[Saved data entries]

-------

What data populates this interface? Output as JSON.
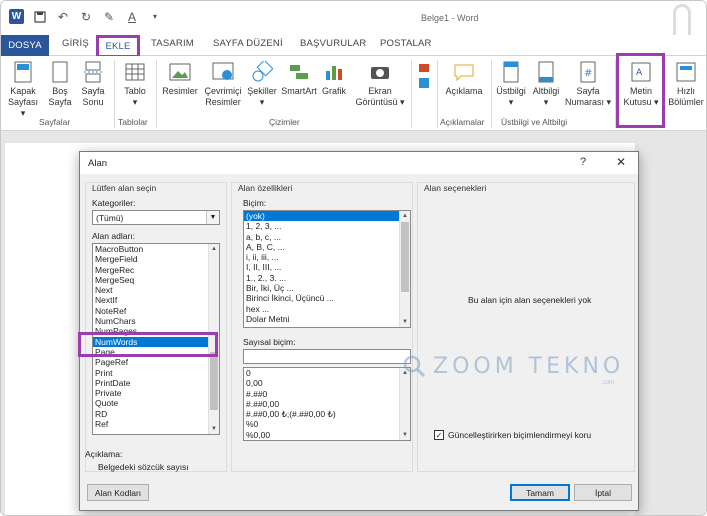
{
  "app": {
    "window_title": "Belge1 - Word",
    "logo_letter": "W"
  },
  "tabs": [
    "DOSYA",
    "GİRİŞ",
    "EKLE",
    "TASARIM",
    "SAYFA DÜZENİ",
    "BAŞVURULAR",
    "POSTALAR"
  ],
  "ribbon": {
    "buttons": [
      {
        "line1": "Kapak",
        "line2": "Sayfası ▾"
      },
      {
        "line1": "Boş",
        "line2": "Sayfa"
      },
      {
        "line1": "Sayfa",
        "line2": "Sonu"
      },
      {
        "line1": "Tablo",
        "line2": "▾"
      },
      {
        "line1": "Resimler",
        "line2": ""
      },
      {
        "line1": "Çevrimiçi",
        "line2": "Resimler"
      },
      {
        "line1": "Şekiller",
        "line2": "▾"
      },
      {
        "line1": "SmartArt",
        "line2": ""
      },
      {
        "line1": "Grafik",
        "line2": ""
      },
      {
        "line1": "Ekran",
        "line2": "Görüntüsü ▾"
      },
      {
        "line1": "Açıklama",
        "line2": ""
      },
      {
        "line1": "Üstbilgi",
        "line2": "▾"
      },
      {
        "line1": "Altbilgi",
        "line2": "▾"
      },
      {
        "line1": "Sayfa",
        "line2": "Numarası ▾"
      },
      {
        "line1": "Metin",
        "line2": "Kutusu ▾"
      },
      {
        "line1": "Hızlı",
        "line2": "Bölümler"
      }
    ],
    "groups": [
      "Sayfalar",
      "Tablolar",
      "Çizimler",
      "Açıklamalar",
      "Üstbilgi ve Altbilgi"
    ]
  },
  "dialog": {
    "title": "Alan",
    "help": "?",
    "close": "✕",
    "left_panel_title": "Lütfen alan seçin",
    "categories_label": "Kategoriler:",
    "categories_value": "(Tümü)",
    "field_names_label": "Alan adları:",
    "field_names": [
      "MacroButton",
      "MergeField",
      "MergeRec",
      "MergeSeq",
      "Next",
      "NextIf",
      "NoteRef",
      "NumChars",
      "NumPages",
      "NumWords",
      "Page",
      "PageRef",
      "Print",
      "PrintDate",
      "Private",
      "Quote",
      "RD",
      "Ref"
    ],
    "selected_field": "NumWords",
    "description_label": "Açıklama:",
    "description_text": "Belgedeki sözcük sayısı",
    "field_codes_button": "Alan Kodları",
    "middle_panel_title": "Alan özellikleri",
    "format_label": "Biçim:",
    "formats": [
      "(yok)",
      "1, 2, 3, ...",
      "a, b, c, ...",
      "A, B, C, ...",
      "i, ii, iii, ...",
      "I, II, III, ...",
      "1., 2., 3. ...",
      "Bir, İki, Üç ...",
      "Birinci İkinci, Üçüncü ...",
      "hex ...",
      "Dolar Metni"
    ],
    "selected_format": "(yok)",
    "numeric_format_label": "Sayısal biçim:",
    "numeric_format_value": "",
    "numeric_formats": [
      "0",
      "0,00",
      "#.##0",
      "#.##0,00",
      "#.##0,00 ₺;(#.##0,00 ₺)",
      "%0",
      "%0,00"
    ],
    "right_panel_title": "Alan seçenekleri",
    "no_options_text": "Bu alan için alan seçenekleri yok",
    "preserve_label": "Güncelleştirirken biçimlendirmeyi koru",
    "preserve_checked": "✓",
    "ok_button": "Tamam",
    "cancel_button": "İptal"
  },
  "watermark": {
    "text": "ZOOM TEKNO",
    "sub": ".com"
  },
  "colors": {
    "word_blue": "#2b579a",
    "highlight": "#9b3dad",
    "selection": "#0078d7"
  }
}
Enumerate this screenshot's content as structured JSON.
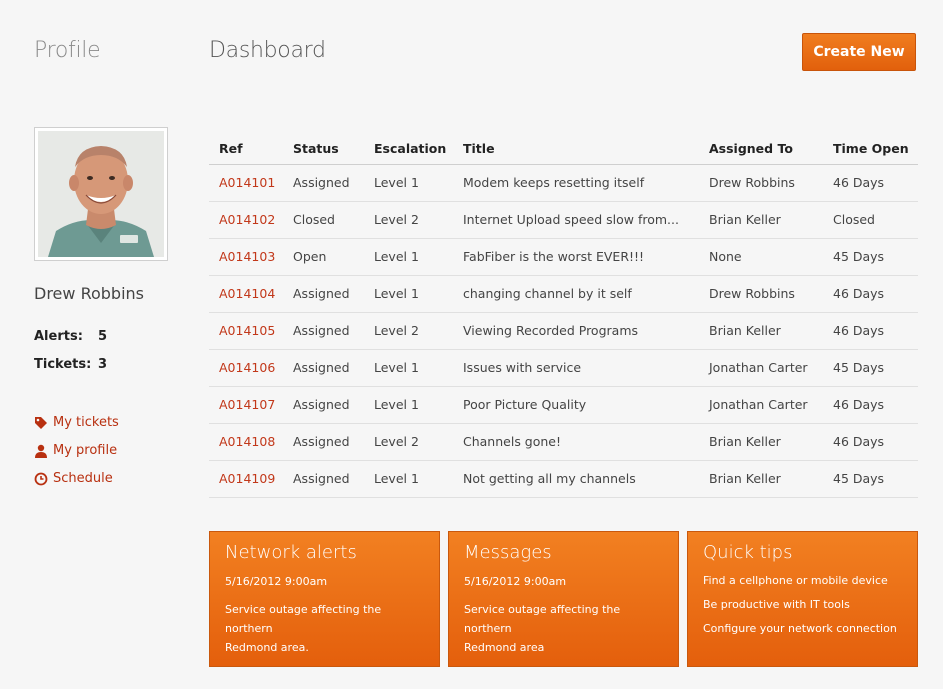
{
  "profile": {
    "title": "Profile",
    "user_name": "Drew Robbins",
    "alerts_label": "Alerts:",
    "alerts_value": "5",
    "tickets_label": "Tickets:",
    "tickets_value": "3",
    "links": [
      {
        "label": "My tickets",
        "icon": "tag-icon"
      },
      {
        "label": "My profile",
        "icon": "person-icon"
      },
      {
        "label": "Schedule",
        "icon": "clock-icon"
      }
    ]
  },
  "dashboard": {
    "title": "Dashboard",
    "create_label": "Create New"
  },
  "table": {
    "headers": [
      "Ref",
      "Status",
      "Escalation",
      "Title",
      "Assigned To",
      "Time Open"
    ],
    "rows": [
      [
        "A014101",
        "Assigned",
        "Level 1",
        "Modem keeps resetting itself",
        "Drew Robbins",
        "46 Days"
      ],
      [
        "A014102",
        "Closed",
        "Level 2",
        "Internet Upload speed slow from...",
        "Brian Keller",
        "Closed"
      ],
      [
        "A014103",
        "Open",
        "Level 1",
        "FabFiber is the worst EVER!!!",
        "None",
        "45 Days"
      ],
      [
        "A014104",
        "Assigned",
        "Level 1",
        "changing channel by it self",
        "Drew Robbins",
        "46 Days"
      ],
      [
        "A014105",
        "Assigned",
        "Level 2",
        "Viewing Recorded Programs",
        "Brian Keller",
        "46 Days"
      ],
      [
        "A014106",
        "Assigned",
        "Level 1",
        "Issues with service",
        "Jonathan Carter",
        "45 Days"
      ],
      [
        "A014107",
        "Assigned",
        "Level 1",
        "Poor Picture Quality",
        "Jonathan Carter",
        "46 Days"
      ],
      [
        "A014108",
        "Assigned",
        "Level 2",
        "Channels gone!",
        "Brian Keller",
        "46 Days"
      ],
      [
        "A014109",
        "Assigned",
        "Level 1",
        "Not getting all my channels",
        "Brian Keller",
        "45 Days"
      ]
    ]
  },
  "tiles": {
    "network": {
      "title": "Network alerts",
      "date": "5/16/2012 9:00am",
      "body_1": "Service outage affecting the northern",
      "body_2": "Redmond area."
    },
    "messages": {
      "title": "Messages",
      "date": "5/16/2012 9:00am",
      "body_1": "Service outage affecting the northern",
      "body_2": "Redmond area"
    },
    "tips": {
      "title": "Quick tips",
      "items": [
        "Find a cellphone or mobile device",
        "Be productive with IT tools",
        "Configure your network connection"
      ]
    }
  },
  "colors": {
    "accent": "#e8690f",
    "link": "#b83010",
    "ref": "#c2381a"
  }
}
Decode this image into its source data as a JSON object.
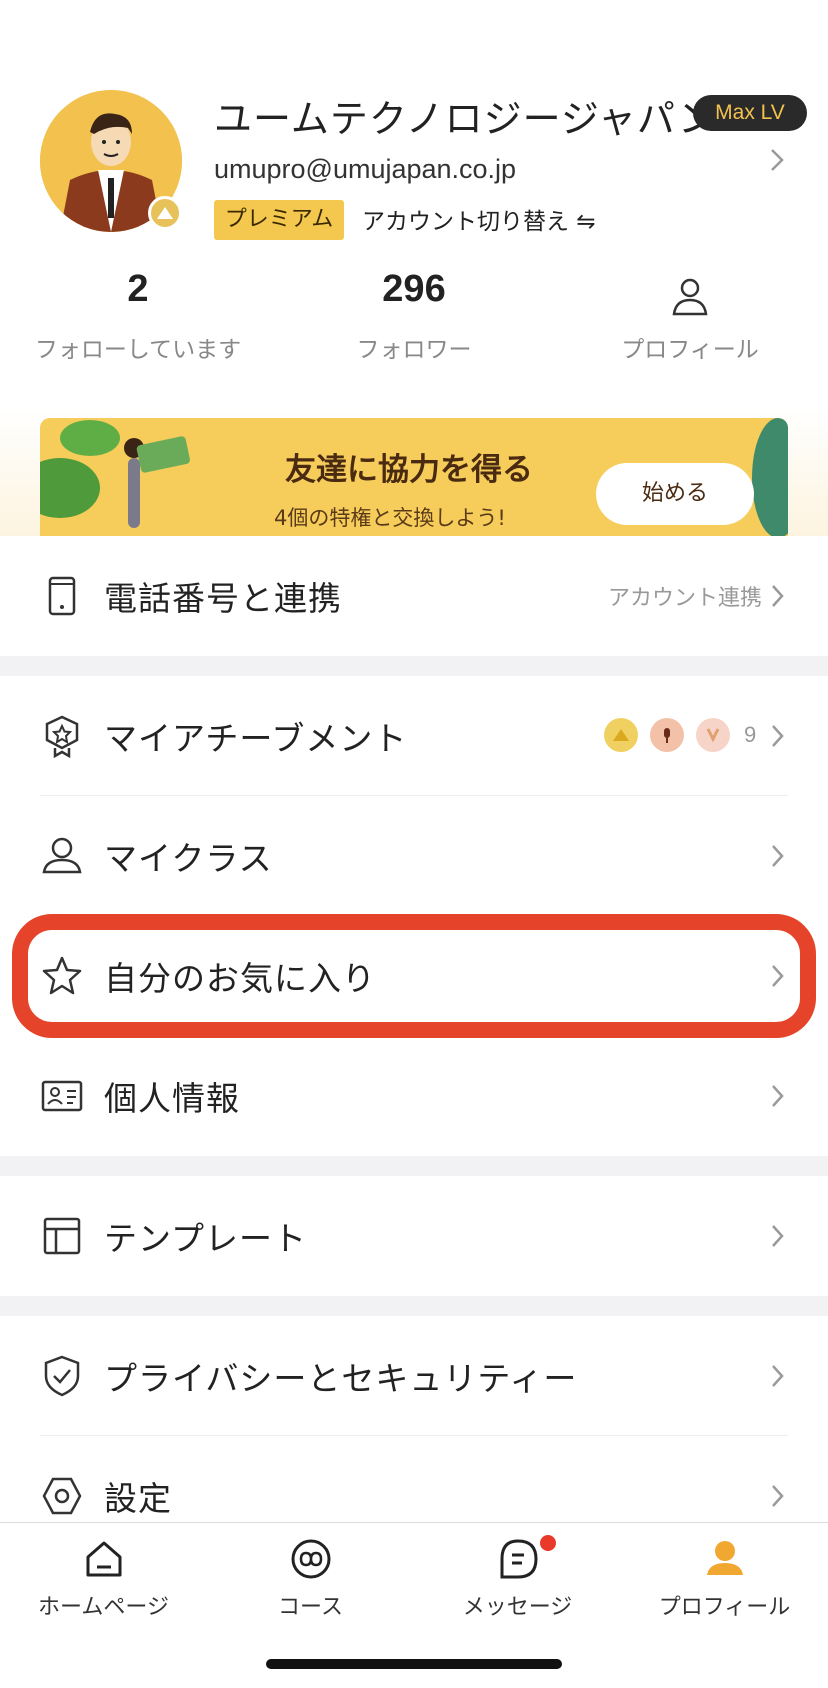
{
  "profile": {
    "name": "ユームテクノロジージャパン",
    "level": "Max LV",
    "email": "umupro@umujapan.co.jp",
    "plan": "プレミアム",
    "switch_account": "アカウント切り替え ⇋"
  },
  "stats": [
    {
      "value": "2",
      "label": "フォローしています"
    },
    {
      "value": "296",
      "label": "フォロワー"
    },
    {
      "value": "",
      "label": "プロフィール"
    }
  ],
  "banner": {
    "title": "友達に協力を得る",
    "subtitle": "4個の特権と交換しよう!",
    "button": "始める"
  },
  "menu": {
    "phone": {
      "label": "電話番号と連携",
      "right": "アカウント連携"
    },
    "achievement": {
      "label": "マイアチーブメント",
      "count": "9"
    },
    "myclass": {
      "label": "マイクラス"
    },
    "favorites": {
      "label": "自分のお気に入り"
    },
    "personal": {
      "label": "個人情報"
    },
    "template": {
      "label": "テンプレート"
    },
    "privacy": {
      "label": "プライバシーとセキュリティー"
    },
    "settings": {
      "label": "設定"
    }
  },
  "tabs": [
    {
      "label": "ホームページ",
      "icon": "home-icon"
    },
    {
      "label": "コース",
      "icon": "infinity-icon"
    },
    {
      "label": "メッセージ",
      "icon": "message-icon"
    },
    {
      "label": "プロフィール",
      "icon": "person-icon"
    }
  ],
  "colors": {
    "accent": "#f4c84f",
    "highlight": "#e5442b",
    "active_tab": "#f0a830",
    "notification": "#e8392b"
  }
}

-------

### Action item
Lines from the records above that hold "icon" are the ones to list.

### Response to this exercise
        "icon": "tag-icon"
        "icon": "person-icon"
        "icon": "clock-icon"
      "icon": "home-icon"
      "icon": "infinity-icon"
      "icon": "message-icon"
      "icon": "person-icon"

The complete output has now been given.